“Are you of Ashkenazi Jewish Descent?” It’s one of the first things asked of a new cancer patient. If you live somewhere without a strong Jewish community, this can make you feel extra different and lonely. That’s how I felt and why I was so comforted to find Sharsheret, especially since I’m on this journey alone.
I was first diagnosed with DCIS in 2011 at age 41. It was a rough year – my mom was losing her 20-year battle with 4 cancers and she died in the few days between my first and second surgeries. I froze my eggs before starting Tamoxifen in a desperate attempt to hold onto the dream of meeting “a nice Jewish boy” and having a family, but I was never the same afterwards and lost my dating confidence, energy, and mojo.
After six years in remission my cancer came back with a vengeance in at age 47 – stage 4, metastasized to bone, and in the lymph nodes and possible spleen and lung. Still alone, between jobs, and having to support myself, I had to juggle dealing with all of it while looking for a job in an ageist, fast-paced job market in the most expensive city in the country. Sometimes I had to turn down jobs, extra hours, and even a bonus because unless they offered good health coverage, I had to keep my income impossibly low to stay on the free state health plan. Even when finally getting a full-time job with a health plan, I had massive medical bills and paperwork.

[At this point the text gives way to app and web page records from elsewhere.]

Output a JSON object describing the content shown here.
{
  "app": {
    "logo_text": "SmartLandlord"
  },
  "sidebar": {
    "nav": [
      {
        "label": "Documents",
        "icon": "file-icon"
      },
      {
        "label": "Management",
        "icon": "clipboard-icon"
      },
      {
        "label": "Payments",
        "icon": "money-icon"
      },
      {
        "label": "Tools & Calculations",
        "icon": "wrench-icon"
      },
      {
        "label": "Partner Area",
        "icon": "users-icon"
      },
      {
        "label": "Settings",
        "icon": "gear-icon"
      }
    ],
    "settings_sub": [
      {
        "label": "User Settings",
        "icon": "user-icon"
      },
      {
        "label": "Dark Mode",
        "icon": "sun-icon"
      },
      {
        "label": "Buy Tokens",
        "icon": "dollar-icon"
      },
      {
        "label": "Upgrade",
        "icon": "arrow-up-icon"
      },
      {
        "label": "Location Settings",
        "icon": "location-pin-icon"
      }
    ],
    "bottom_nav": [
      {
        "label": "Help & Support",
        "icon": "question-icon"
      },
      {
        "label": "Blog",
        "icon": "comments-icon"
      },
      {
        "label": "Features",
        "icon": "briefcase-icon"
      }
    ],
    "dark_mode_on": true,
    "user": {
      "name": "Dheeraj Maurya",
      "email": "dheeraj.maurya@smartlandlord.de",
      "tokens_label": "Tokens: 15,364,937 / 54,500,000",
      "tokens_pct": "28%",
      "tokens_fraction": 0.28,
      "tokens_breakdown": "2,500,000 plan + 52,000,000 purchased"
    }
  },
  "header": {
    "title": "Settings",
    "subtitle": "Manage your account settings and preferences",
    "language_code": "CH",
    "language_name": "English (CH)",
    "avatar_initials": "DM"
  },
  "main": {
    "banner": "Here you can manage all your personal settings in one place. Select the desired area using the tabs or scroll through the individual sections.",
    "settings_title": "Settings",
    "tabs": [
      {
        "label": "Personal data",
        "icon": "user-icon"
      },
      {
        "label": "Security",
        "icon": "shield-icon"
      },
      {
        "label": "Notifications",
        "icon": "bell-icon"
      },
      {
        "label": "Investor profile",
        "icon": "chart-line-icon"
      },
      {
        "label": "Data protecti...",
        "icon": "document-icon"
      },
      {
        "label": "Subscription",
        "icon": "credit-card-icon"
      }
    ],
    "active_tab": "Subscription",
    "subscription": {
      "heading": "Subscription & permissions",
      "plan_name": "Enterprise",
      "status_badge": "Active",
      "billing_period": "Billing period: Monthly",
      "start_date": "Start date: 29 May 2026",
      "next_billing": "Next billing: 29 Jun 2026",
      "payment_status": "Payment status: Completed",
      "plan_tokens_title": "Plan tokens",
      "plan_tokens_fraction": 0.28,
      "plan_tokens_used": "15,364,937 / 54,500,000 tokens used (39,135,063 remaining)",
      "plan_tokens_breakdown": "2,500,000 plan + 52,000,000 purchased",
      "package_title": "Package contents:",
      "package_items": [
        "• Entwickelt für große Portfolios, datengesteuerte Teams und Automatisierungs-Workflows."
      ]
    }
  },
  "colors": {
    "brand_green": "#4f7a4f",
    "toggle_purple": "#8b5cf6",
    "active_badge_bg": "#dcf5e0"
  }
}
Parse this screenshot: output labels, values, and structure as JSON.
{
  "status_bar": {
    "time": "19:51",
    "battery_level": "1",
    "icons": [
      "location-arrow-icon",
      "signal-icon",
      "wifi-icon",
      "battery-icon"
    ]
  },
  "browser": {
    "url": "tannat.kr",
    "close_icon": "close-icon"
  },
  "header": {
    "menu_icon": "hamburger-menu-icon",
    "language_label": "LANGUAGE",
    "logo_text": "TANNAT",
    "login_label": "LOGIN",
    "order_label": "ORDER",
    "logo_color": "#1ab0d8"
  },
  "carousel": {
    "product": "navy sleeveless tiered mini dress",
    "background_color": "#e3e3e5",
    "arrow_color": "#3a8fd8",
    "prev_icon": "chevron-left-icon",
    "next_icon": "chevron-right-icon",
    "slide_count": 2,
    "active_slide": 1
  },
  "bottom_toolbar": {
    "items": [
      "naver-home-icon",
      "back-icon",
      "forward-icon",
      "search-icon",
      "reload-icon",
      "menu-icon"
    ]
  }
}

Thankfully, my treatments have kept my condition under control, but the side effects are a constant daily struggle.
Though it’s been so overwhelming, finding Sharsheret has made me feel less lonely by giving me a way to connect to both my tribes; my Jewish one and my cancer one which buoys my strength to persist!